**Your instructions**
Could you print all the entries below exactly as they appear, omitting the pictures?
------------------------
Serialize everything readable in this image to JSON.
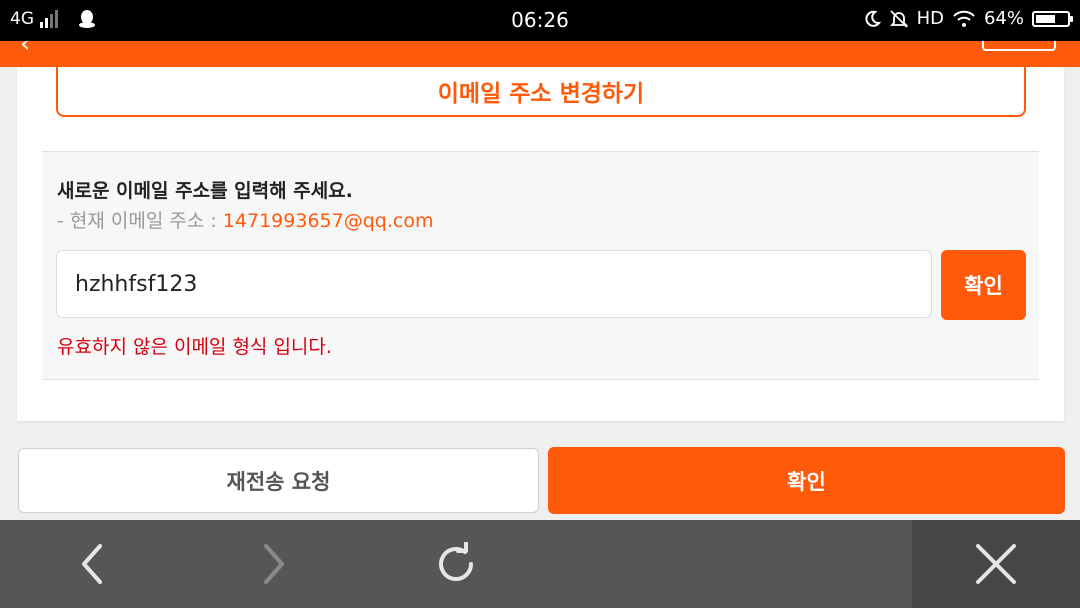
{
  "status_bar": {
    "network": "4G",
    "time": "06:26",
    "hd": "HD",
    "battery_text": "64%",
    "battery_level": 0.64,
    "icons": [
      "signal-icon",
      "qq-icon",
      "moon-icon",
      "mute-bell-icon",
      "wifi-icon",
      "battery-icon"
    ]
  },
  "header": {
    "icons": [
      "back-icon",
      "logo",
      "header-button"
    ]
  },
  "change_email": {
    "label": "이메일 주소 변경하기"
  },
  "form": {
    "heading": "새로운 이메일 주소를 입력해 주세요.",
    "current_label": "- 현재 이메일 주소 :",
    "current_email": "1471993657@qq.com",
    "input_value": "hzhhfsf123",
    "inline_confirm": "확인",
    "error": "유효하지 않은 이메일 형식 입니다."
  },
  "actions": {
    "resend": "재전송 요청",
    "confirm": "확인"
  },
  "browser_bar": {
    "icons": [
      "back-arrow-icon",
      "forward-arrow-icon",
      "refresh-icon",
      "close-icon"
    ]
  },
  "colors": {
    "brand": "#ff5a0a",
    "error": "#d6000f",
    "toolbar": "#565656"
  }
}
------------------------
**Response**
Serialize everything readable in this image to JSON.
{
  "status_bar": {
    "network": "4G",
    "time": "06:26",
    "hd": "HD",
    "battery_text": "64%",
    "battery_level": 0.64,
    "icons": [
      "signal-icon",
      "qq-icon",
      "moon-icon",
      "mute-bell-icon",
      "wifi-icon",
      "battery-icon"
    ]
  },
  "header": {
    "icons": [
      "back-icon",
      "logo",
      "header-button"
    ]
  },
  "change_email": {
    "label": "이메일 주소 변경하기"
  },
  "form": {
    "heading": "새로운 이메일 주소를 입력해 주세요.",
    "current_label": "- 현재 이메일 주소 :",
    "current_email": "1471993657@qq.com",
    "input_value": "hzhhfsf123",
    "inline_confirm": "확인",
    "error": "유효하지 않은 이메일 형식 입니다."
  },
  "actions": {
    "resend": "재전송 요청",
    "confirm": "확인"
  },
  "browser_bar": {
    "icons": [
      "back-arrow-icon",
      "forward-arrow-icon",
      "refresh-icon",
      "close-icon"
    ]
  },
  "colors": {
    "brand": "#ff5a0a",
    "error": "#d6000f",
    "toolbar": "#565656"
  }
}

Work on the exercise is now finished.